ENTRIES SHOWN START

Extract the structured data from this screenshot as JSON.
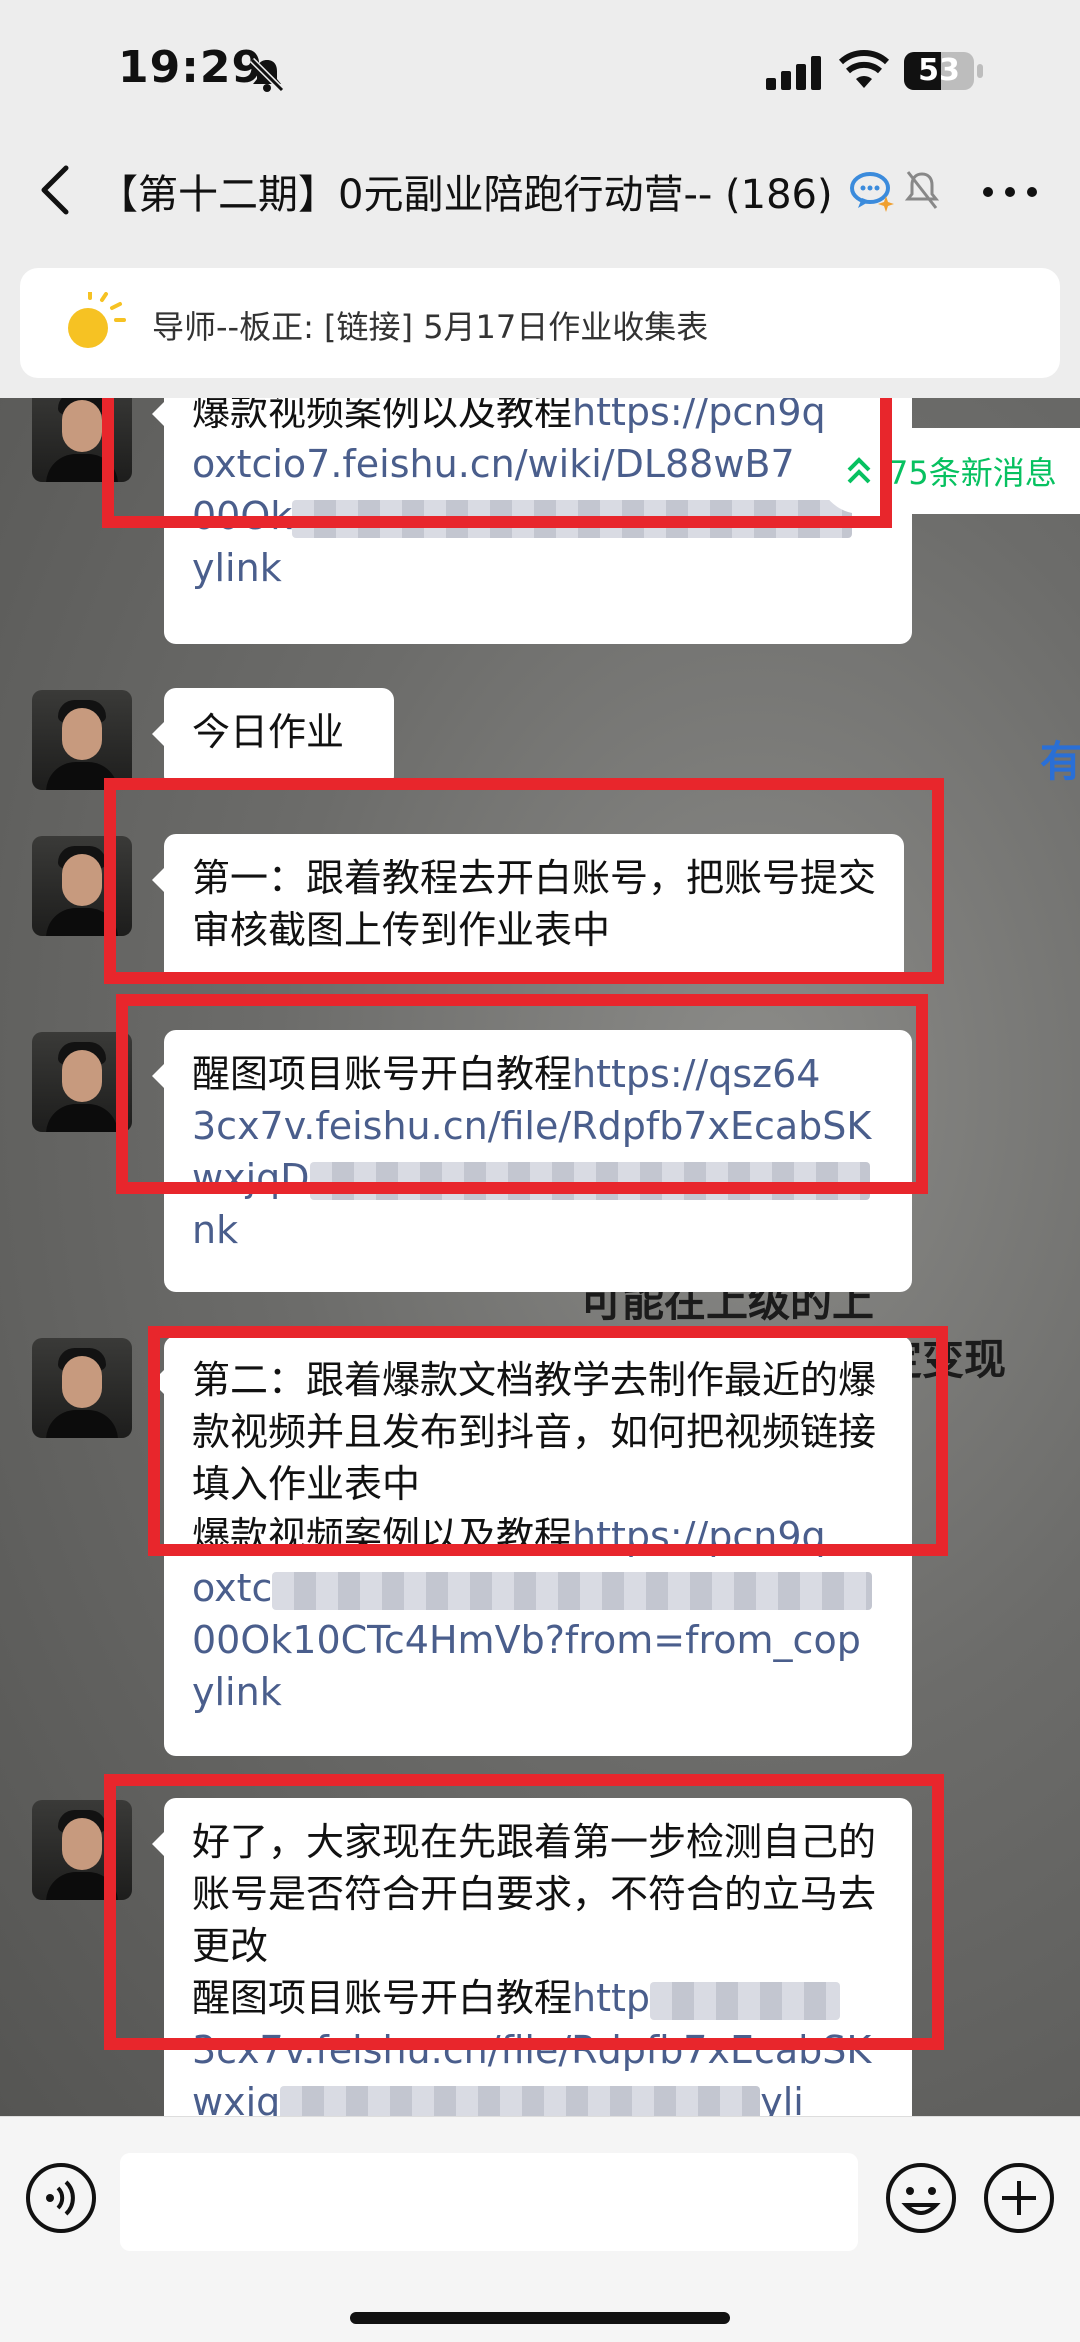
{
  "status_bar": {
    "time": "19:29",
    "battery": "53",
    "battery_level": 0.53
  },
  "header": {
    "back_label": "<",
    "title": "【第十二期】0元副业陪跑行动营-- (186)"
  },
  "pinned": {
    "text": "导师--板正: [链接] 5月17日作业收集表"
  },
  "new_messages": {
    "label": "75条新消息"
  },
  "background_text": [
    "可能在上级的上",
    "定变现",
    "有"
  ],
  "messages": [
    {
      "text": "爆款视频案例以及教程",
      "link_lines": [
        "https://pcn9q",
        "oxtcio7.feishu.cn/wiki/DL88wB7",
        "00Ok",
        "ylink"
      ]
    },
    {
      "text": "今日作业"
    },
    {
      "text": "第一：跟着教程去开白账号，把账号提交审核截图上传到作业表中"
    },
    {
      "text": "醒图项目账号开白教程",
      "link_lines": [
        "https://qsz64",
        "3cx7v.feishu.cn/file/Rdpfb7xEcabSK",
        "wxjqD",
        "nk"
      ]
    },
    {
      "text": "第二：跟着爆款文档教学去制作最近的爆款视频并且发布到抖音，如何把视频链接填入作业表中",
      "text2": "爆款视频案例以及教程",
      "link_lines": [
        "https://pcn9q",
        "oxtc",
        "00Ok10CTc4HmVb?from=from_cop",
        "ylink"
      ]
    },
    {
      "text": "好了，大家现在先跟着第一步检测自己的账号是否符合开白要求，不符合的立马去更改",
      "text2": "醒图项目账号开白教程",
      "link_lines": [
        "http",
        "3cx7v.feishu.cn/file/Rdpfb7xEcabSK",
        "wxjq",
        "yli"
      ]
    }
  ]
}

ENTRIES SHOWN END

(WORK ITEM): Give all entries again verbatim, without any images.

(RESPONSE FOR THIS EXERCISE):
Extract the structured data from this screenshot as JSON.
{
  "status_bar": {
    "time": "19:29",
    "battery": "53",
    "battery_level": 0.53
  },
  "header": {
    "back_label": "<",
    "title": "【第十二期】0元副业陪跑行动营-- (186)"
  },
  "pinned": {
    "text": "导师--板正: [链接] 5月17日作业收集表"
  },
  "new_messages": {
    "label": "75条新消息"
  },
  "background_text": [
    "可能在上级的上",
    "定变现",
    "有"
  ],
  "messages": [
    {
      "text": "爆款视频案例以及教程",
      "link_lines": [
        "https://pcn9q",
        "oxtcio7.feishu.cn/wiki/DL88wB7",
        "00Ok",
        "ylink"
      ]
    },
    {
      "text": "今日作业"
    },
    {
      "text": "第一：跟着教程去开白账号，把账号提交审核截图上传到作业表中"
    },
    {
      "text": "醒图项目账号开白教程",
      "link_lines": [
        "https://qsz64",
        "3cx7v.feishu.cn/file/Rdpfb7xEcabSK",
        "wxjqD",
        "nk"
      ]
    },
    {
      "text": "第二：跟着爆款文档教学去制作最近的爆款视频并且发布到抖音，如何把视频链接填入作业表中",
      "text2": "爆款视频案例以及教程",
      "link_lines": [
        "https://pcn9q",
        "oxtc",
        "00Ok10CTc4HmVb?from=from_cop",
        "ylink"
      ]
    },
    {
      "text": "好了，大家现在先跟着第一步检测自己的账号是否符合开白要求，不符合的立马去更改",
      "text2": "醒图项目账号开白教程",
      "link_lines": [
        "http",
        "3cx7v.feishu.cn/file/Rdpfb7xEcabSK",
        "wxjq",
        "yli"
      ]
    }
  ]
}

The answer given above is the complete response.